Julian Emms, Chief Executive for Berkshire Healthcare NHS Trust and NHSBN Mental Health Reference Group Chair, Chaired the conference, which offered a balance of policy, good practice and international benchmarking. The conference opened with Dr Prathiba Chitsabesan, Associate National Clinical Director for CAMHS, providing an update from NHS England. She encouraged Trusts to champion different models of care than existed at the inception of the NHS, 70 years ago. A key theme within the presentation was the importance of innovation and co-production in order to improve population health, and there was a focus on prevention and early intervention.

Louis Appleby, Director for the National Confidential Inquiry into Suicide and Safety in Mental Health (NCISH) took to the lectern, providing delegates with a condensed version of the National Inquiry. Louis highlighted the patterns in data of suicide and of reporting self-harm in CYP. The facts provided from the National Inquiry demonstrated that the rise in suicide is not caused by one factor and is a multi-faceted problem, requiring involvement from primary care, schools, A&E, as well as family and friends. The full report can be located on the HQIP website.

Capture.PNG

Following this, we heard from Stephen Watkins, Director for the Network, who presented on the seventh year of data collection for CAMHS, featuring 107 services from across the UK. Included within the findings, we heard how:

  • Demand for CAMHS is rising, with just over 3% of CYP being referred to CAMHS last year.

  • There is growth in CAMHS contacts delivered in 2017/18, with the highest level ever seen throughout the six years of benchmarking.

  • Continual growth in staff working in Community CAMHS, with a workforce profile showing a strong therapy emphasis in the MDT.

You can explore the findings from this year’s project in the Report, which has been circulated to Project Leads. If you have any CAMHS project queries, please contact Project Coordinator, Alex Ng.

Andy Bell, Deputy Chief Executive for the Centre of Mental Health, presented the key issues in Children and Young People’s Mental Health, reiterating points highlighted from the earlier presentations. Andy gave a fast-paced presentation discussing the importance of prevention and the multi-faceted nature of Mental Health, requiring parenting programmes and support, a whole school approach, and further work in BAME to better support those with Mental Health issues.  

Returning from lunch, our delegates heard from Programme Manager, Zoe Morris, on CAMHS in the international context. The benchmarking exercise includes 13 countries, providing comparisons in admissions, length of stay and community care across countries, amongst other metrics. It was evident that different models of care and approaches are exercised across the world, and the importance of sharing insights and best practice nationally and internationally to continually improve services.

We welcomed Dr Bernadka Dubicka, Chair for the Child & Adolescent Faculty, Royal College of Psychiatrists, who covered the RCPsych priorities; RCP analysis showing variation in data on spending by CCGs in CYP workforce recruitment and retention, and the 2017 campaign: Choose Psychiatry, which increased the number of consultant psychiatrists and psychiatry trainees, but requires further work in supporting a mentally healthy workplace to retain staff.

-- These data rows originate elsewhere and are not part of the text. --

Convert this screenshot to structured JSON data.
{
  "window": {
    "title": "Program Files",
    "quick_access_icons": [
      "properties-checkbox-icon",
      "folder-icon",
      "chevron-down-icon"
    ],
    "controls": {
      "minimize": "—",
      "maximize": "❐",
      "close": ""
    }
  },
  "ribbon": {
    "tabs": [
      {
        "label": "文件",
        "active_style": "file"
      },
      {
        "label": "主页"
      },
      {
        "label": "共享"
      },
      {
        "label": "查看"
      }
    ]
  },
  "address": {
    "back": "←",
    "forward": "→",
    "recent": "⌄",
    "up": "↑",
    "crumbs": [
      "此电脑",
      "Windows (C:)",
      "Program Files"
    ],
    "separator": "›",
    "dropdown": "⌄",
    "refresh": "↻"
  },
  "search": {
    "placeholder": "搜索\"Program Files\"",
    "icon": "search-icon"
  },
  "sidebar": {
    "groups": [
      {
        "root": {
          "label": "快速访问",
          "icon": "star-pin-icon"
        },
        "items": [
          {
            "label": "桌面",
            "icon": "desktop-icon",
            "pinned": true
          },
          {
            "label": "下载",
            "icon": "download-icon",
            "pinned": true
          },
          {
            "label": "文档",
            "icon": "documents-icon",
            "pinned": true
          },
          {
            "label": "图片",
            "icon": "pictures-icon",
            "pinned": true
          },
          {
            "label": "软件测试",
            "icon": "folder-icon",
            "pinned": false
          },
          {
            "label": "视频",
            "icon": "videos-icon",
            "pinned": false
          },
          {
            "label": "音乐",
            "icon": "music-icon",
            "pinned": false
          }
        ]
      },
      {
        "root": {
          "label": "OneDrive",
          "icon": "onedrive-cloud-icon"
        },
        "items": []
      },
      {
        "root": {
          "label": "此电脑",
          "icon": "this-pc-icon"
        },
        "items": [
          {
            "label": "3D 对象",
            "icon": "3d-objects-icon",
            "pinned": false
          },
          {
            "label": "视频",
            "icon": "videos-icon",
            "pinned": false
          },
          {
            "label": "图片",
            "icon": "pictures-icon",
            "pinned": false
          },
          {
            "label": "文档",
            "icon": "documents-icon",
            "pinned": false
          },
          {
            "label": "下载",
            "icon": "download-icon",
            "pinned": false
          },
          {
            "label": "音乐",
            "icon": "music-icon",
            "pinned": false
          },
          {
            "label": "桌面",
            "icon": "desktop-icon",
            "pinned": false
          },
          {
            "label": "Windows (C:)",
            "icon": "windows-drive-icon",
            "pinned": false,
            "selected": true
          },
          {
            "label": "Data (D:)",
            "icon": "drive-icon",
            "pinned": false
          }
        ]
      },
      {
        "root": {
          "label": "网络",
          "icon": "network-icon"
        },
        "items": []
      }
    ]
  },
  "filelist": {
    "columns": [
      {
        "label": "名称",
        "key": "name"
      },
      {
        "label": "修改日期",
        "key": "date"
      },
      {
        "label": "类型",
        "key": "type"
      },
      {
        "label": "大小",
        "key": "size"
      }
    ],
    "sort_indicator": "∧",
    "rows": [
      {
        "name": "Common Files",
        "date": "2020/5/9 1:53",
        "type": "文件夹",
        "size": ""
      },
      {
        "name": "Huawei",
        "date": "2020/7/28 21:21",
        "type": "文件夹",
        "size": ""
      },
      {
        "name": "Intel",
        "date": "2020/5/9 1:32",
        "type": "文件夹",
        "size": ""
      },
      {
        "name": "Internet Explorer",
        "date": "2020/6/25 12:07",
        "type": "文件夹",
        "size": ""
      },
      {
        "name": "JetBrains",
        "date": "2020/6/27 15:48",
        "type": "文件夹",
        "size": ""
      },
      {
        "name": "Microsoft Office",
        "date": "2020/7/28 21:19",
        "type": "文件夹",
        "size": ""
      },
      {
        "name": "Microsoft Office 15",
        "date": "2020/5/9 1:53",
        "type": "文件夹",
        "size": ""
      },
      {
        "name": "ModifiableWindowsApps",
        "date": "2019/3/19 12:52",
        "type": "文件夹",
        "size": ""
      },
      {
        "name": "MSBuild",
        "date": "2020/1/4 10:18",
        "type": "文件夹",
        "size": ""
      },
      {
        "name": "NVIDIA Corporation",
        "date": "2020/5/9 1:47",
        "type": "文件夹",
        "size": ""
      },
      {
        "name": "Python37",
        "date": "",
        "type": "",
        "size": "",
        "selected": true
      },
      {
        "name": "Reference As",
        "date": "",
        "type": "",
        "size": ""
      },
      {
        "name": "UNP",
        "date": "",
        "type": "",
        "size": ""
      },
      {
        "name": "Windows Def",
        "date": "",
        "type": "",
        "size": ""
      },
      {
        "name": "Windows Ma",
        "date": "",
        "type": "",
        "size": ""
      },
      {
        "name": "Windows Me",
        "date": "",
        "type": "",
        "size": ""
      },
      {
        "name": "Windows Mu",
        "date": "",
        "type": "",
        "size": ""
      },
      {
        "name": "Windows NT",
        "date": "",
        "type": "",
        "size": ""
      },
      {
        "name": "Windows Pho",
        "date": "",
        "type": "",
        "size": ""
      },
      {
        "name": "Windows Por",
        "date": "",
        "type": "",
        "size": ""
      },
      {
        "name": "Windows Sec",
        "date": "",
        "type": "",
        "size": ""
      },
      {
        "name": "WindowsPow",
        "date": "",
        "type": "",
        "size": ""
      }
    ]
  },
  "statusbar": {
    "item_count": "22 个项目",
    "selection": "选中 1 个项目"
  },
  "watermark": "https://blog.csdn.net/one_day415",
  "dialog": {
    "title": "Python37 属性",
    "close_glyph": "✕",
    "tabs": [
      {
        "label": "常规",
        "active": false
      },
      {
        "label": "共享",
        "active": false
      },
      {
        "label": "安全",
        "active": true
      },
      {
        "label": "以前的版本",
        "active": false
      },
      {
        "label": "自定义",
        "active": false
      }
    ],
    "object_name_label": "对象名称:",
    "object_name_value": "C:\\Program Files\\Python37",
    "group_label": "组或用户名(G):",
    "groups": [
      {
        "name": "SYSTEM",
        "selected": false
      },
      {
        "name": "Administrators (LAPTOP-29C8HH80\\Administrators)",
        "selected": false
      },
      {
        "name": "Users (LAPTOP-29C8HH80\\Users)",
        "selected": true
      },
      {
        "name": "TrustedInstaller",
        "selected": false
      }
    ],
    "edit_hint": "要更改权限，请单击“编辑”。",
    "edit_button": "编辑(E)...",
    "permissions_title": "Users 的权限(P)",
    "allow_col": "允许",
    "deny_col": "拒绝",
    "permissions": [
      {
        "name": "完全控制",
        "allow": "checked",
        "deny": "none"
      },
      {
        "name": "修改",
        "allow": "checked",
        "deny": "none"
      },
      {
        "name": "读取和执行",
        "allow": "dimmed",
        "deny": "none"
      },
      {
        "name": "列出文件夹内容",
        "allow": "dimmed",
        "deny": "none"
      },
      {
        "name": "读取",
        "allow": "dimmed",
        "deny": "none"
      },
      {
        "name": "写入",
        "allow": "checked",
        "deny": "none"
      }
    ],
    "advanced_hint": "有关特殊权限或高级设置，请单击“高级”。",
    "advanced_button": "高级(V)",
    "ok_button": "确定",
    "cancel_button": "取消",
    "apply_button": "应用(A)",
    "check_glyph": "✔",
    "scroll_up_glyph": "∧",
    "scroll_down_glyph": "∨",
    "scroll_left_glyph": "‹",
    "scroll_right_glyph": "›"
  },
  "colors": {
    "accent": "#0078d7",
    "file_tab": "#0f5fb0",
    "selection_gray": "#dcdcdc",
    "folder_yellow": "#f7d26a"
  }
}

Dr Dubicka concluded with the RCP’s reflections on the long term plan (2028/29).  

We closed the conference with a good practice presentation from NHS Greater Glasgow & Clyde, explaining their activity to reduce health inequalities in CAMHS by using benchmarking across neighbourhoods. They were able to identify non-attendance and risk factors in CAMHS from the data they collected. As a result of their research, NHS GGC have initiated focus groups within CAMHS clinicians to discuss areas of high DNA, included DNA monitoring to clinical supervision, and introduced an SMS text reminder system.

Thank you to all the delegates and speakers for their input in the event and the project. Project outputs, including bespoke and national reports, have been circulated to Project Leads. If you have any CAMHS project queries, please contact Project Coordinator, Alex Ng.